Retail sales are holding up even as spending is shifting back from goods to services like travel and entertainment, though soaring COVID-19 infections are likely delaying the services spending boom.

Retail sales are mostly goods, with services such as healthcare, education, travel and hotel accommodation making up the remaining portion of consumer spending. Restaurants and bars are the only services category in the retail sales report.

Excluding automobiles, gasoline, building materials and food services, retail sales rebounded 2.5% last month after a downwardly revised 1.9% decline in July.

These so-called core retail sales correspond most closely with the consumer spending component of gross domestic product. They were previously estimated to have dropped 1.0% in July.

Most school districts started their 2021-2022 academic year in August, with in-person learning resuming after last year’s shift to online classes because of the COVID-19 pandemic, marking the return of back-to-school shopping. Qualifying households in July began receiving money under the expanded Child Tax Credit program, which will run through December.

GROWTH ESTIMATES CUT

Tanking motor vehicle sales and struggles by businesses to replenish stocks have prompted economists to slash their GDP growth estimates for the third quarter.

On Wednesday, economists at JPMorgan (NYSE:) again trimmed their GDP growth forecast to a 5.0% annualized rate from a 7.0% pace. Goldman Sachs (NYSE:) early this month cut its estimate to a 3.5% rate from a 5.25% pace.

The slowing momentum was corroborated by the Federal Reserve’s “Beige Book” report last week showing “economic growth downshifted slightly to a moderate pace in early July through August.” The economy grew at a 6.6% rate in the second quarter.

“We are expecting domestic demand to step up next quarter,” said Michael Feroli, chief U.S. economist at JPMorgan in New York. “This assumes the Delta headwind fades and that the issues afflicting the motor vehicle sector gradually abate.”

Americans are sitting on at least $2 trillion in excess savings accumulated during the pandemic. Wages are rising as companies scramble to fill a record 10.9 million job openings.

A separate report from the Labor Department on Thursday showed initial claims for state unemployment benefits increased 20,000 to a seasonally adjusted 332,000 for the week ended Sept. 11, the Labor Department said on Thursday. Economists had forecast 330,000 applications for the latest week.

Claims were likely boosted by Hurricane Ida, which devastated U.S. offshore energy production and knocked out power in Louisiana. Ida, one of the most powerful hurricanes ever to strike the U.S. Gulf Coast, also drenched Mississippi and caused historic flooding in New York and New Jersey.

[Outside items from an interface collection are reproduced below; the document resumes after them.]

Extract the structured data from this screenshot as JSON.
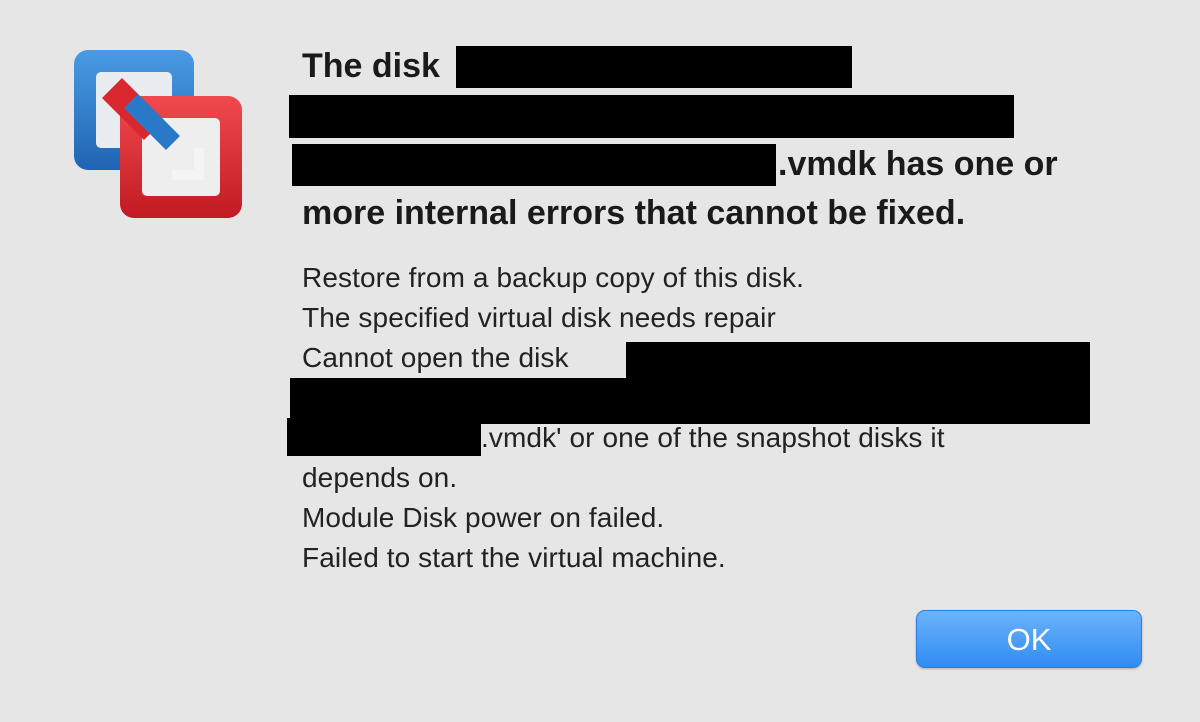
{
  "dialog": {
    "icon": "vmware-fusion-icon",
    "title": {
      "line1_prefix": "The disk",
      "line3_suffix": ".vmdk has one or",
      "line4": "more internal errors that cannot be fixed."
    },
    "message": {
      "line1": "Restore from a backup copy of this disk.",
      "line2": "The specified virtual disk needs repair",
      "line3_prefix": "Cannot open the disk",
      "line5_suffix": ".vmdk' or one of the snapshot disks it",
      "line6": "depends on.",
      "line7": "Module Disk power on failed.",
      "line8": "Failed to start the virtual machine."
    },
    "buttons": {
      "ok_label": "OK"
    },
    "colors": {
      "background": "#e6e6e6",
      "accent_blue": "#2f8cf3",
      "icon_blue": "#2a78c8",
      "icon_red": "#d8282e"
    }
  }
}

Claims have dropped from a record 6.149 million in early April 2020. A 200,000-250,000 range is viewed as consistent with healthy labor market conditions.